Bone marrow aspirate from a 11 year-old, female-spayed, Dachshund. The patient was evaluated by her primary care veterinarian for chronically repeating nose bleeds. On bloodwork the patient was found to have a total protein of 11.8 g/dL (normal < 7.6 g/dL!). Only so many diseases cause such a marked increase in protein, so to they marrow they went…
Almost 50% of the cells in the bone marrow were these plasma cells (red arrow). Recall plasma cells are the lymphocyte variant that produce antibodies. And they have a GORGEOUS blue hued cytoplasm with a pearled center (the golgi zone). Often plasma cells will stick together - the thought is that all the antibody they are producing and have on their membranes sort of act like Velcro :-P 50% is WAY too many - <2% of your marrow cells should be plasma cells.
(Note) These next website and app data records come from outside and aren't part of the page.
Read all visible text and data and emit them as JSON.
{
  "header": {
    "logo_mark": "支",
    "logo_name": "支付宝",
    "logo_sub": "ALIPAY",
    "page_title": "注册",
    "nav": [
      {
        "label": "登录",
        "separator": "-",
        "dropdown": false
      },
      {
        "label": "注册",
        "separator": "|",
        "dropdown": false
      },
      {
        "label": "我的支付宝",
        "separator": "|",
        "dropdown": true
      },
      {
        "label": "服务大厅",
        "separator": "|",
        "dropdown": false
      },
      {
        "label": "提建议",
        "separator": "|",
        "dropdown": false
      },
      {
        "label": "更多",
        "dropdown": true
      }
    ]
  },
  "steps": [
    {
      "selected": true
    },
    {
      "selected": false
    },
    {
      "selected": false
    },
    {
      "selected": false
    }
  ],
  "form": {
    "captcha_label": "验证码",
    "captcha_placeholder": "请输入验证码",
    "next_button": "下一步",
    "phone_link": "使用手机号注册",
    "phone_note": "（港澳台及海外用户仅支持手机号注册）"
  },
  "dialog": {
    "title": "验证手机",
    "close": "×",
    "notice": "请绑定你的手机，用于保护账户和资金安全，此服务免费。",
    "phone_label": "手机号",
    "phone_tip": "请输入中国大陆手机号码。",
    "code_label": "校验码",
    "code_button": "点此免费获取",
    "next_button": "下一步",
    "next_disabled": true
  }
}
Diagnosis: Plasma cell myeloma! Which is almost synonymous with multiple myeloma. To diagnosis multiple myeloma your patient must have 2 of the 4: increase bone marrow plasma cells, monoclonal blood gammopathy, osteolytic lesions in bone, or antibody fragments in urine (the Bence-Jones proteins!) This poor dog also had the osteolytic lesions and monoclonal gammopathy. Prognosis is relatively good for a canine cancer, with a median survival of 1 year post-diagnosis.